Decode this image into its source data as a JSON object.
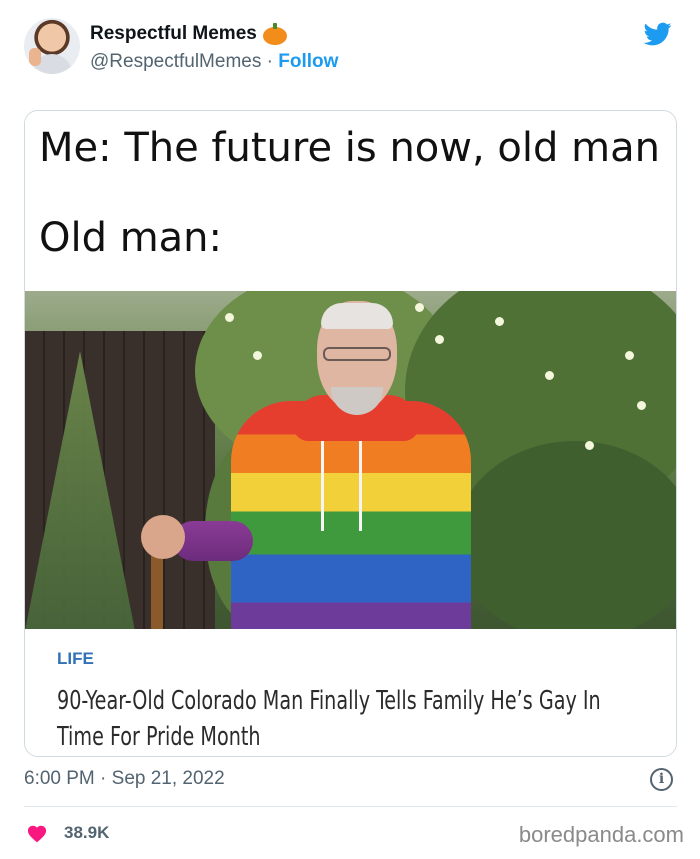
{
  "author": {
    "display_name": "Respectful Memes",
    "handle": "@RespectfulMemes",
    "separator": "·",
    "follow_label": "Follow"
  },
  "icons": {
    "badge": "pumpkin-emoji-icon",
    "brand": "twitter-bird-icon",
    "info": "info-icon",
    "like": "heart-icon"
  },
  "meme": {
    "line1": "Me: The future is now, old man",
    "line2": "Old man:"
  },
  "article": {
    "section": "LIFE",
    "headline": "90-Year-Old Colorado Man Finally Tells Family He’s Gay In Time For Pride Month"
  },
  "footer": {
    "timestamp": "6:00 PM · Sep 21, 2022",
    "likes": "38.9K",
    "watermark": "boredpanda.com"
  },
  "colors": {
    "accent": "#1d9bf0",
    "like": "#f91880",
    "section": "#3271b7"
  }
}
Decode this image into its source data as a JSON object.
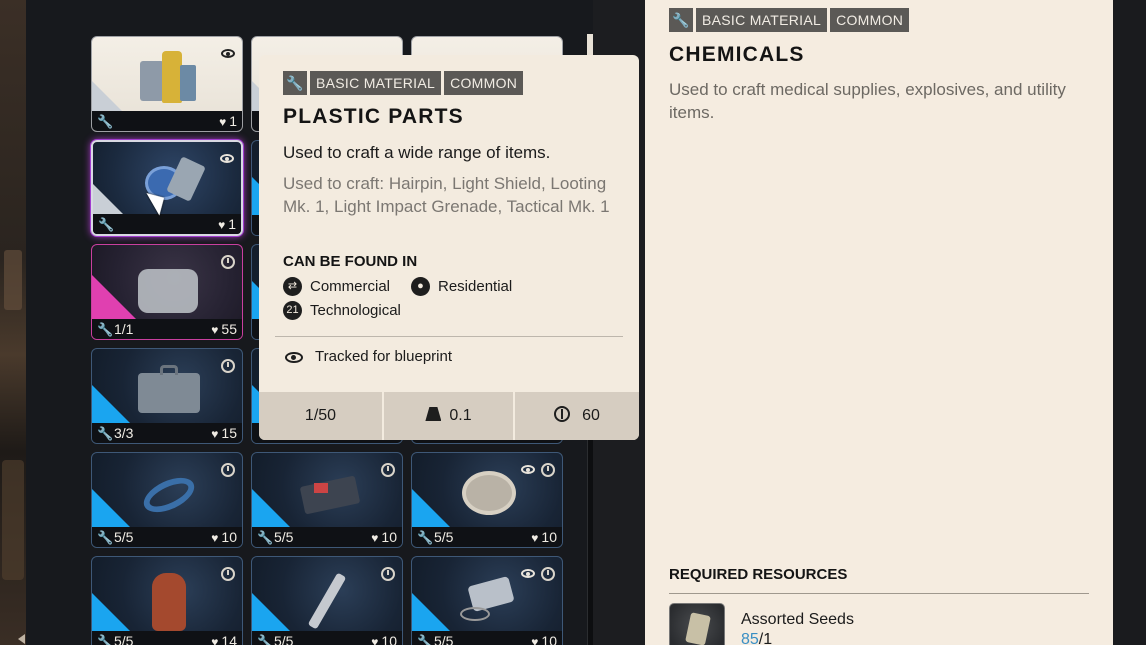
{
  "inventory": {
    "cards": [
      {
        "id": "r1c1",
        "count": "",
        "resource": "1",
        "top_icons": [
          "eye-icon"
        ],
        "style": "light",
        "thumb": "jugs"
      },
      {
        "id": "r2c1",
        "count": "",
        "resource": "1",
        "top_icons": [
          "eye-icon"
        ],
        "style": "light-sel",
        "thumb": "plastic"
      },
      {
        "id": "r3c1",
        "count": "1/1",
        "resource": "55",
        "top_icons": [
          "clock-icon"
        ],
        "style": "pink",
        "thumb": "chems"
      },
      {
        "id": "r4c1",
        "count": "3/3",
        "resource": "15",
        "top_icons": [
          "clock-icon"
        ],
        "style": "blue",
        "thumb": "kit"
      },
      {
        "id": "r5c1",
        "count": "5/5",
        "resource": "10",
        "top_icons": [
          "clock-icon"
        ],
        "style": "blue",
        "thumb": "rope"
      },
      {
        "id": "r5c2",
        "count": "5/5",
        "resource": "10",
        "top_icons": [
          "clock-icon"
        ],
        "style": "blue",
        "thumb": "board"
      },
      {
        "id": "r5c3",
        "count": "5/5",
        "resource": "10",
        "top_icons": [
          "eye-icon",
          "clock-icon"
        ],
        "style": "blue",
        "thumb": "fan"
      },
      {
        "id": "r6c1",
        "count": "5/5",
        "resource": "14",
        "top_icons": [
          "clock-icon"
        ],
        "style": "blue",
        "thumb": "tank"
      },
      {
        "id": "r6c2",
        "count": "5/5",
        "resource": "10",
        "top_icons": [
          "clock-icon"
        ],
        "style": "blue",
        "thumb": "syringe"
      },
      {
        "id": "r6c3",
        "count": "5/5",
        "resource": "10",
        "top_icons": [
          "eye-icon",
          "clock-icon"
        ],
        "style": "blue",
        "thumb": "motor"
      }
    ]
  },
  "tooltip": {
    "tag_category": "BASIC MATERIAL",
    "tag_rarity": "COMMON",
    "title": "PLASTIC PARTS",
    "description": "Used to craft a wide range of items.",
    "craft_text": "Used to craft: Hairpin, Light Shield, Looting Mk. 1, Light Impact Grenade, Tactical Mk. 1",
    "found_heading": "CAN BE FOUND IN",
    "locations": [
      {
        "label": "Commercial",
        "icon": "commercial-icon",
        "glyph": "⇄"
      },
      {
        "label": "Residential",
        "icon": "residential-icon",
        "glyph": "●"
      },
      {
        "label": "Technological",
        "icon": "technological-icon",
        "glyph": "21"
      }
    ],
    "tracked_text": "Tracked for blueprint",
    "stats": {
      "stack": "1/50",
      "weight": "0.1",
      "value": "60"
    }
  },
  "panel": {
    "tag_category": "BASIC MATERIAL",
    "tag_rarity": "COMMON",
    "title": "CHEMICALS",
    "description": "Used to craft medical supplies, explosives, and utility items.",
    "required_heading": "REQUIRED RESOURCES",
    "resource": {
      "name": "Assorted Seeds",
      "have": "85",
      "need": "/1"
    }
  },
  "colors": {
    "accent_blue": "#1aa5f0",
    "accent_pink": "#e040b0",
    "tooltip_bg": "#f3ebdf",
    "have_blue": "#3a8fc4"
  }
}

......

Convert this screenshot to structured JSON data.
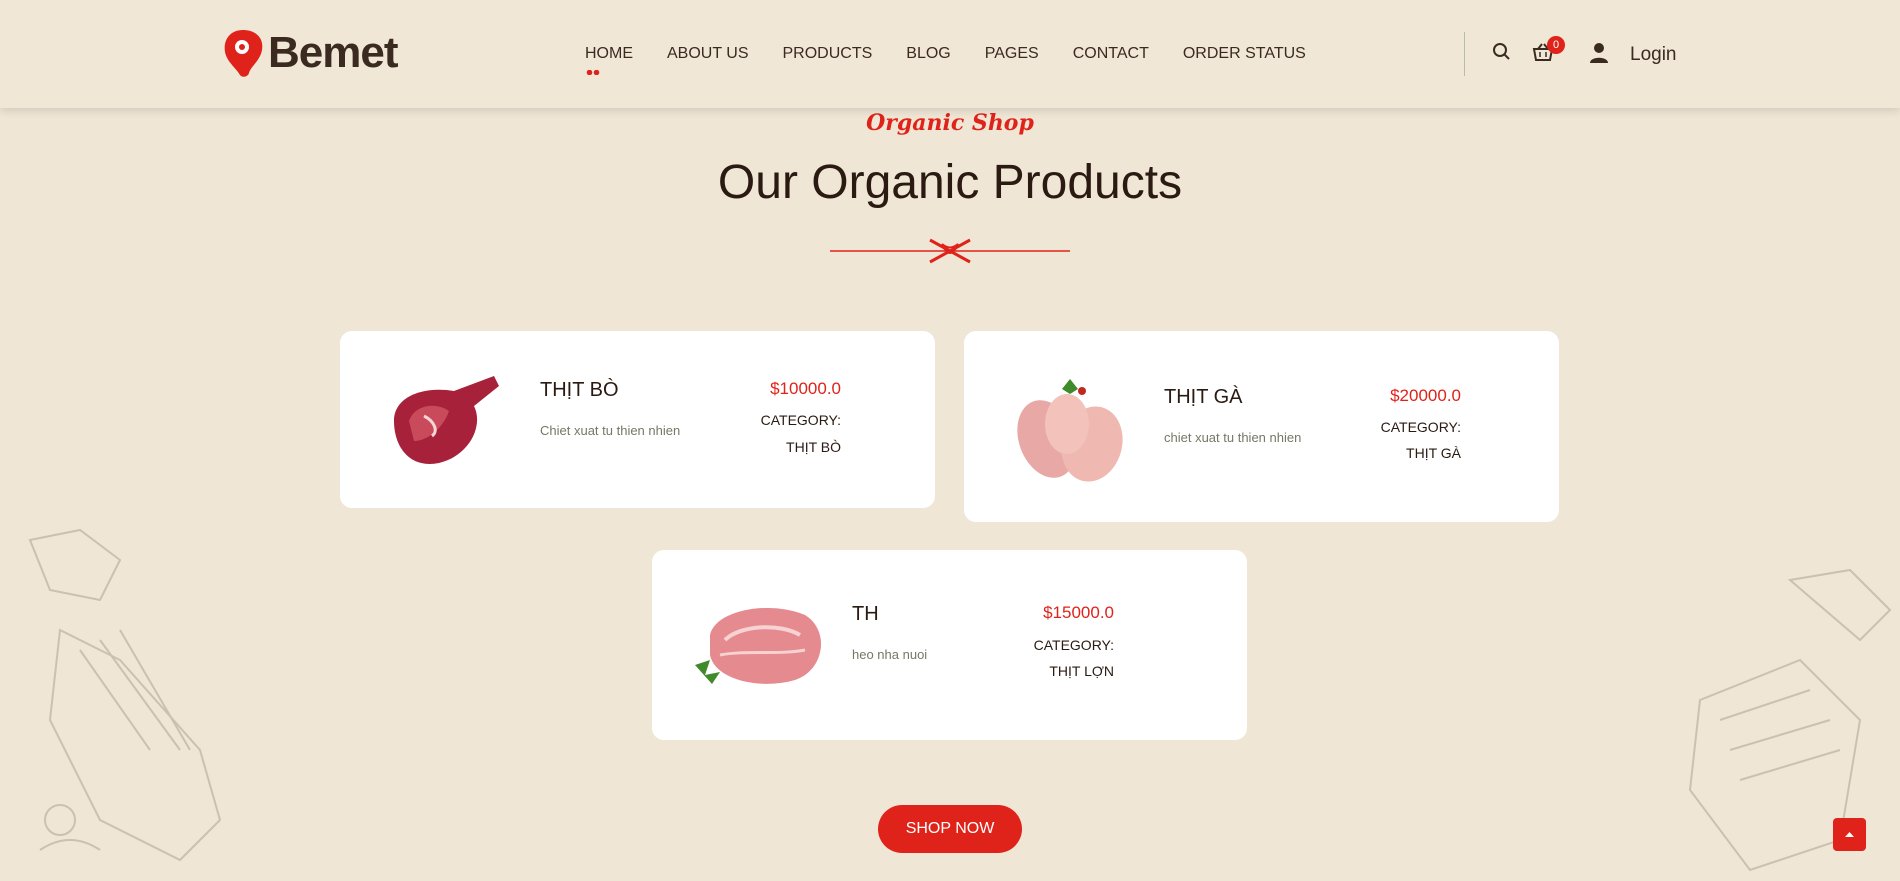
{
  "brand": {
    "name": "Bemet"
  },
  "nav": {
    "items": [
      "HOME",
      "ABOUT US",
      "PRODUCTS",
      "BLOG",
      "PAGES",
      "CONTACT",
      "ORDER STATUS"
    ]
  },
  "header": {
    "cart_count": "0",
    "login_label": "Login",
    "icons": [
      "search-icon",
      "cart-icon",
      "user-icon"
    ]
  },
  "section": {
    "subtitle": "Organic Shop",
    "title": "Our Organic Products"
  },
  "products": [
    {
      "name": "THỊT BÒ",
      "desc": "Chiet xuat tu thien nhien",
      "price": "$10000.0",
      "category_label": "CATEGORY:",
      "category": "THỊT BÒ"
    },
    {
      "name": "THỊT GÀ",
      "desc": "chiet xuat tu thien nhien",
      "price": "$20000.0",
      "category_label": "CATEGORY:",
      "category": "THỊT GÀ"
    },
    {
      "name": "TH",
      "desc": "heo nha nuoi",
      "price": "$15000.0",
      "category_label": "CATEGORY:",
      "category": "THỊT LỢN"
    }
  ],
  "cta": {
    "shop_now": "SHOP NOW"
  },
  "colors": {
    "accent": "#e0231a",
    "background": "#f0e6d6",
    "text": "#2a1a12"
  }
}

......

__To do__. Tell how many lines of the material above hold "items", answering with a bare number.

__Exercise output__. 3